I saw this yesterday on MyHeritage – DNA Match Leads MyHeritage Researcher to Long-Lost Family Members: https://blog.myheritage.com/2020/06/dna-match-leads-myheritage-researcher-to-long-lost-family-members/.
Esther June 3, 2020
Elisabeth Zetland, Researcher at MyHeritage, has been working on her father-in-law’s family history ever since she stumbled across a huge trunk full of old photos and documents at her in-laws’ house. She took a special interest in her husband’s paternal grandfather, Reuben Zetland, and the family he left behind in Russia. At first, her husband’s family knew very little about Reuben’s family in Russia — not even the exact spelling of his original family name, Tzitlionok (Цитлёнок). But with some research, Elisabeth began to piece together his story.
Rubin Tzitlionok (1895–1979) emigrated from Chernigov (then Imperial Russia, now Ukraine) to the U.S. at the age of 18 in 1913. Elisabeth knew that he left without a proper goodbye for his parents, because the tsarist police were after him for being part of a Zionist group.

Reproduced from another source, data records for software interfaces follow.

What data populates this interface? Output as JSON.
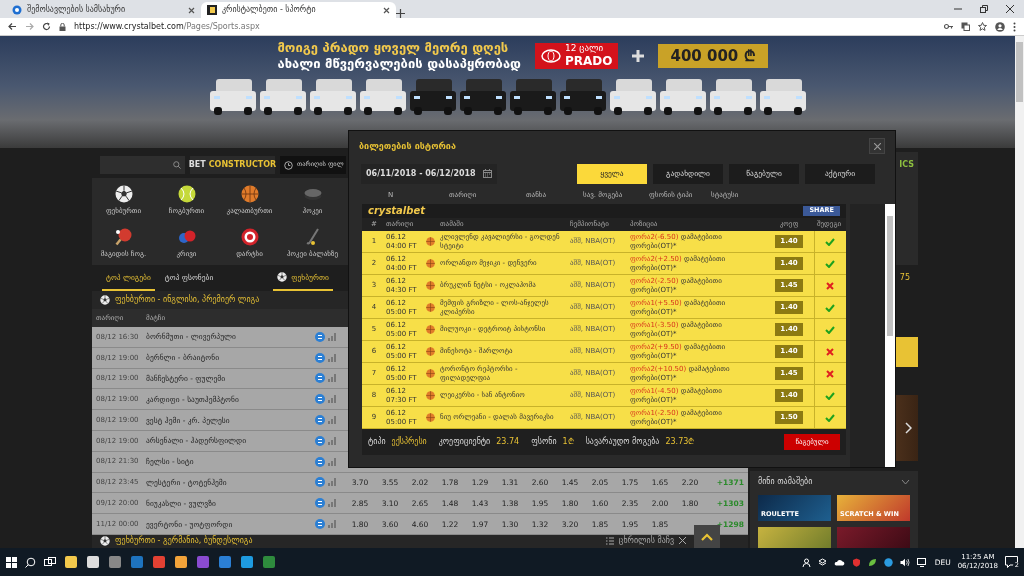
{
  "browser": {
    "tabs": [
      {
        "title": "შემოსავლების სამსახური",
        "selected": false
      },
      {
        "title": "კრისტალბეთი - სპორტი",
        "selected": true
      }
    ],
    "url_host": "https://www.crystalbet.com",
    "url_path": "/Pages/Sports.aspx"
  },
  "banner": {
    "headline": "მოიგე პრადო ყოველ მეორე დღეს",
    "subline": "ახალი მწვერვალების დასაპყრობად",
    "badge_count": "12 ცალი",
    "badge_model": "PRADO",
    "prize": "400 000 ₾"
  },
  "toolbar": {
    "brand_left": "BET",
    "brand_right": "CONSTRUCTOR",
    "date_filter": "თარიღის ფილ"
  },
  "sports": [
    {
      "label": "ფეხბურთი",
      "kind": "soccer"
    },
    {
      "label": "ჩოგბურთი",
      "kind": "tennis"
    },
    {
      "label": "კალათბურთი",
      "kind": "basketball"
    },
    {
      "label": "ჰოკეი",
      "kind": "hockey"
    },
    {
      "label": "მაგიდის ჩოგ.",
      "kind": "tabletennis"
    },
    {
      "label": "კრივი",
      "kind": "boxing"
    },
    {
      "label": "დარტსი",
      "kind": "darts"
    },
    {
      "label": "ჰოკეი ბალახზე",
      "kind": "fieldhockey"
    }
  ],
  "tabs": [
    {
      "label": "ტოპ ლიგები",
      "selected": true
    },
    {
      "label": "ტოპ ფსონები",
      "selected": false
    }
  ],
  "sport_tab": {
    "label": "ფეხბურთი",
    "selected": true
  },
  "count": "75",
  "league": "ფეხბურთი - ინგლისი, პრემიერ ლიგა",
  "columns": [
    "თარიღი",
    "მატჩი"
  ],
  "matches": [
    {
      "date": "08/12 16:30",
      "teams": "ბორნმუთი - ლივერპული"
    },
    {
      "date": "08/12 19:00",
      "teams": "ბერნლი - ბრაიტონი"
    },
    {
      "date": "08/12 19:00",
      "teams": "მანჩესტერი - ფულემი"
    },
    {
      "date": "08/12 19:00",
      "teams": "კარდიფი - საუთჰემპტონი"
    },
    {
      "date": "08/12 19:00",
      "teams": "ვესტ ჰემი - კრ. პელესი"
    },
    {
      "date": "08/12 19:00",
      "teams": "არსენალი - ჰადერსფილდი"
    },
    {
      "date": "08/12 21:30",
      "teams": "ჩელსი - სიტი"
    },
    {
      "date": "08/12 23:45",
      "teams": "ლესტერი - ტოტენჰემი",
      "odds": [
        "3.70",
        "3.55",
        "2.02",
        "1.78",
        "1.29",
        "1.31",
        "2.60",
        "1.45",
        "2.05",
        "1.75",
        "1.65",
        "2.20"
      ],
      "total": "+1371"
    },
    {
      "date": "09/12 20:00",
      "teams": "ნიუკასლი - ვულვზი",
      "odds": [
        "2.85",
        "3.10",
        "2.65",
        "1.48",
        "1.43",
        "1.38",
        "1.95",
        "1.80",
        "1.60",
        "2.35",
        "2.00",
        "1.80"
      ],
      "total": "+1303"
    },
    {
      "date": "11/12 00:00",
      "teams": "ევერტონი - უოტფორდი",
      "odds": [
        "1.80",
        "3.60",
        "4.60",
        "1.22",
        "1.97",
        "1.30",
        "1.32",
        "3.20",
        "1.85",
        "1.95",
        "1.85"
      ],
      "total": "+1298"
    }
  ],
  "next_league": "ფეხბურთი - გერმანია, ბუნდესლიგა",
  "table_settings": "ცხრილის მაჩვ",
  "right": {
    "header_fragment": "ICS",
    "mini_games_title": "მინი თამაშები",
    "games": [
      "ROULETTE",
      "SCRATCH & WIN"
    ]
  },
  "modal": {
    "title": "ბილეთების ისტორია",
    "date_range": "06/11/2018 - 06/12/2018",
    "filters": [
      {
        "label": "ყველა",
        "selected": true
      },
      {
        "label": "გადახდილი",
        "selected": false
      },
      {
        "label": "წაგებული",
        "selected": false
      },
      {
        "label": "აქტიური",
        "selected": false
      }
    ],
    "columns": [
      "N",
      "თარიღი",
      "თანხა",
      "სავ. მოგება",
      "ფსონის ტიპი",
      "სტატუსი"
    ],
    "ticket": {
      "logo": "crystalbet",
      "share": "SHARE",
      "columns": [
        "#",
        "თარიღი",
        "თამაში",
        "ჩემპიონატი",
        "პოზიცია",
        "კოეფ",
        "შედეგი"
      ],
      "rows": [
        {
          "n": "1",
          "date": "06.12",
          "time": "04:00 FT",
          "match": "კლივლენდ კავალიერსი - გოლდენ სტეიტი",
          "league": "აშშ, NBA(OT)",
          "handicap": "ფორა2(-6.50)",
          "position": "დამატებითი ფორები(OT)*",
          "odds": "1.40",
          "won": true
        },
        {
          "n": "2",
          "date": "06.12",
          "time": "04:00 FT",
          "match": "ორლანდო მეჯიკი - დენვერი",
          "league": "აშშ, NBA(OT)",
          "handicap": "ფორა2(+2.50)",
          "position": "დამატებითი ფორები(OT)*",
          "odds": "1.40",
          "won": true
        },
        {
          "n": "3",
          "date": "06.12",
          "time": "04:30 FT",
          "match": "ბრუკლინ ნეტსი - ოკლაჰომა",
          "league": "აშშ, NBA(OT)",
          "handicap": "ფორა2(-2.50)",
          "position": "დამატებითი ფორები(OT)*",
          "odds": "1.45",
          "won": false
        },
        {
          "n": "4",
          "date": "06.12",
          "time": "05:00 FT",
          "match": "მემფის გრიზლი - ლოს-ანჯელეს კლიპერსი",
          "league": "აშშ, NBA(OT)",
          "handicap": "ფორა1(+5.50)",
          "position": "დამატებითი ფორები(OT)*",
          "odds": "1.40",
          "won": true
        },
        {
          "n": "5",
          "date": "06.12",
          "time": "05:00 FT",
          "match": "მილუოკი - დეტროიტ პისტონსი",
          "league": "აშშ, NBA(OT)",
          "handicap": "ფორა1(-3.50)",
          "position": "დამატებითი ფორები(OT)*",
          "odds": "1.40",
          "won": true
        },
        {
          "n": "6",
          "date": "06.12",
          "time": "05:00 FT",
          "match": "მინესოტა - შარლოტა",
          "league": "აშშ, NBA(OT)",
          "handicap": "ფორა2(+9.50)",
          "position": "დამატებითი ფორები(OT)*",
          "odds": "1.40",
          "won": false
        },
        {
          "n": "7",
          "date": "06.12",
          "time": "05:00 FT",
          "match": "ტორონტო რეპტორსი - ფილადელფია",
          "league": "აშშ, NBA(OT)",
          "handicap": "ფორა2(+10.50)",
          "position": "დამატებითი ფორები(OT)*",
          "odds": "1.45",
          "won": false
        },
        {
          "n": "8",
          "date": "06.12",
          "time": "07:30 FT",
          "match": "ლეიკერსი - სან ანტონიო",
          "league": "აშშ, NBA(OT)",
          "handicap": "ფორა1(-4.50)",
          "position": "დამატებითი ფორები(OT)*",
          "odds": "1.40",
          "won": true
        },
        {
          "n": "9",
          "date": "06.12",
          "time": "05:00 FT",
          "match": "ნიუ ორლეანი - დალას მავერიკსი",
          "league": "აშშ, NBA(OT)",
          "handicap": "ფორა1(-2.50)",
          "position": "დამატებითი ფორები(OT)*",
          "odds": "1.50",
          "won": true
        }
      ],
      "summary": [
        {
          "label": "ტიპი",
          "value": "ექსპრესი"
        },
        {
          "label": "კოეფიციენტი",
          "value": "23.74"
        },
        {
          "label": "ფსონი",
          "value": "1₾"
        },
        {
          "label": "სავარაუდო მოგება",
          "value": "23.73₾"
        }
      ],
      "status": "წაგებული"
    }
  },
  "taskbar": {
    "language": "DEU",
    "time": "11:25 AM",
    "date": "06/12/2018",
    "notifications": "2"
  }
}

His father wanted him to report himself to the police, whom he believed he could bribe to release his son, but Rubin (who changed his name to Reuben later in life) was reluctant and decided to flee.
Elisabeth was able to establish that there were 5 siblings that had stayed behind in Russia: Dinya, Bluma, Zira, Volodya, and Zivia. She decided to track down the descendants of each of those siblings.

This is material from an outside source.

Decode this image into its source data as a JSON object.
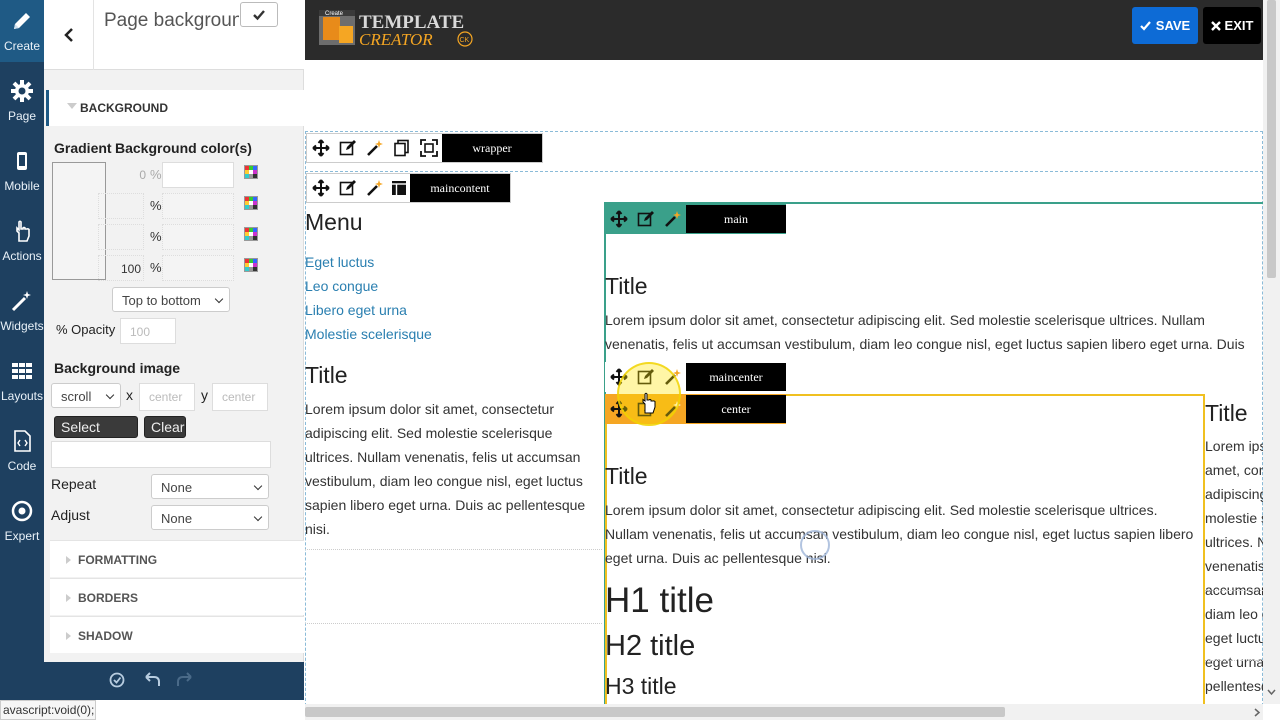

In 2017, Elisabeth found Zivia’s family. All she had to go on was her first name and a photo, but that was enough to connect with her great-granddaughter Anastasia, who had built a tree on Geni. Elisabeth learned from Anastasia that another sister, Zira, had 2 children who had both died childless.
Then, Elisabeth found the family of another sister, Bluma, in a MyHeritage family tree. These first two discoveries generated a lot of exchanges and excitement on both sides, and in April 2018, Elisabeth convinced her husband to travel to Moscow to meet his cousins. Aleksandr, Bluma’s grandson, hosted them in central Moscow. They discovered that Anastasia, Zivia’s great-granddaughter, lived only 2 streets away! Thanks to Elisabeth’s research, these families who had lost contact decades ago were reunited.
3 siblings down, 2 to go. Elisabeth focused her next efforts on finding Volodya, and discovered that he had 2 sons and at least 1 granddaughter, and might have been the only sibling to stay in Chernigov. She found a gravestone on JewishGen that she was fairly confident was his, and was pretty sure that the “Vulf Tzitlenok” noted on a list from Yad Vashem of evacuated persons was him.
She created a collage of 4 photos that she believed were all of Volodya. The only photo she was sure depicted him was the photo on the bottom left.
Elisabeth hasn’t been able to verify whether Reuben really was involved in such a plot. What is clear is that Volodya had a great deal of love and respect for his brother — so great that his descendants inherited that love through the stories about Reuben, even though they’d never met him.
Elisabeth’s work on finding Reuben’s family is not quite done: there is still Dinya to track down. Who knows what new DNA match, family tree, or record collection will lead her to the final piece of the puzzle?
If you still have missing puzzle pieces in your own family story, consider taking a MyHeritage DNA test like Elisabeth did. You never know what you might discover!